Data provided -
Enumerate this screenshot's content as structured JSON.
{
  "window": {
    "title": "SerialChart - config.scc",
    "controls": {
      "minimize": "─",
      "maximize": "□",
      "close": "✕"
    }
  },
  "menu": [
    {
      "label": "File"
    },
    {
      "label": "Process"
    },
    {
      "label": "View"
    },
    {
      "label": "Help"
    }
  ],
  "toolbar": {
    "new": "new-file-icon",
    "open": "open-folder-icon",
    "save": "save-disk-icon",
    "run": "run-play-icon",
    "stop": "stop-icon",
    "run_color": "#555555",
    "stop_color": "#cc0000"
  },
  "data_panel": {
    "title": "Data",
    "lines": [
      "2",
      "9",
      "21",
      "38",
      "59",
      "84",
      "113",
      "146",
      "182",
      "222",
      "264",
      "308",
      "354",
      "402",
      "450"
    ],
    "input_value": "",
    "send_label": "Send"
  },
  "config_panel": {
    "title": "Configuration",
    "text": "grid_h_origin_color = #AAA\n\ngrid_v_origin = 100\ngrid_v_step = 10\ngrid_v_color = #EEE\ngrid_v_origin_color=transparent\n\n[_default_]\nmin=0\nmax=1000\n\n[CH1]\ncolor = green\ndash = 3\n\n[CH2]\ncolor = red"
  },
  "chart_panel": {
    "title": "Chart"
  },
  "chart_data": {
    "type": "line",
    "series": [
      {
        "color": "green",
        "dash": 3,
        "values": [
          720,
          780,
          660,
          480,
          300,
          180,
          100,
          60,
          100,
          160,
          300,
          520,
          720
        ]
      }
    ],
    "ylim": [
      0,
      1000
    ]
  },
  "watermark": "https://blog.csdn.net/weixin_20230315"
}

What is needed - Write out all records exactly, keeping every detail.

Your solution -
Enumerate this screenshot's content as structured JSON.
{
  "window": {
    "title": "SerialChart - config.scc",
    "controls": {
      "minimize": "─",
      "maximize": "□",
      "close": "✕"
    }
  },
  "menu": [
    {
      "label": "File"
    },
    {
      "label": "Process"
    },
    {
      "label": "View"
    },
    {
      "label": "Help"
    }
  ],
  "toolbar": {
    "new": "new-file-icon",
    "open": "open-folder-icon",
    "save": "save-disk-icon",
    "run": "run-play-icon",
    "stop": "stop-icon",
    "run_color": "#555555",
    "stop_color": "#cc0000"
  },
  "data_panel": {
    "title": "Data",
    "lines": [
      "2",
      "9",
      "21",
      "38",
      "59",
      "84",
      "113",
      "146",
      "182",
      "222",
      "264",
      "308",
      "354",
      "402",
      "450"
    ],
    "input_value": "",
    "send_label": "Send"
  },
  "config_panel": {
    "title": "Configuration",
    "text": "grid_h_origin_color = #AAA\n\ngrid_v_origin = 100\ngrid_v_step = 10\ngrid_v_color = #EEE\ngrid_v_origin_color=transparent\n\n[_default_]\nmin=0\nmax=1000\n\n[CH1]\ncolor = green\ndash = 3\n\n[CH2]\ncolor = red"
  },
  "chart_panel": {
    "title": "Chart"
  },
  "chart_data": {
    "type": "line",
    "series": [
      {
        "color": "green",
        "dash": 3,
        "values": [
          720,
          780,
          660,
          480,
          300,
          180,
          100,
          60,
          100,
          160,
          300,
          520,
          720
        ]
      }
    ],
    "ylim": [
      0,
      1000
    ]
  },
  "watermark": "https://blog.csdn.net/weixin_20230315"
}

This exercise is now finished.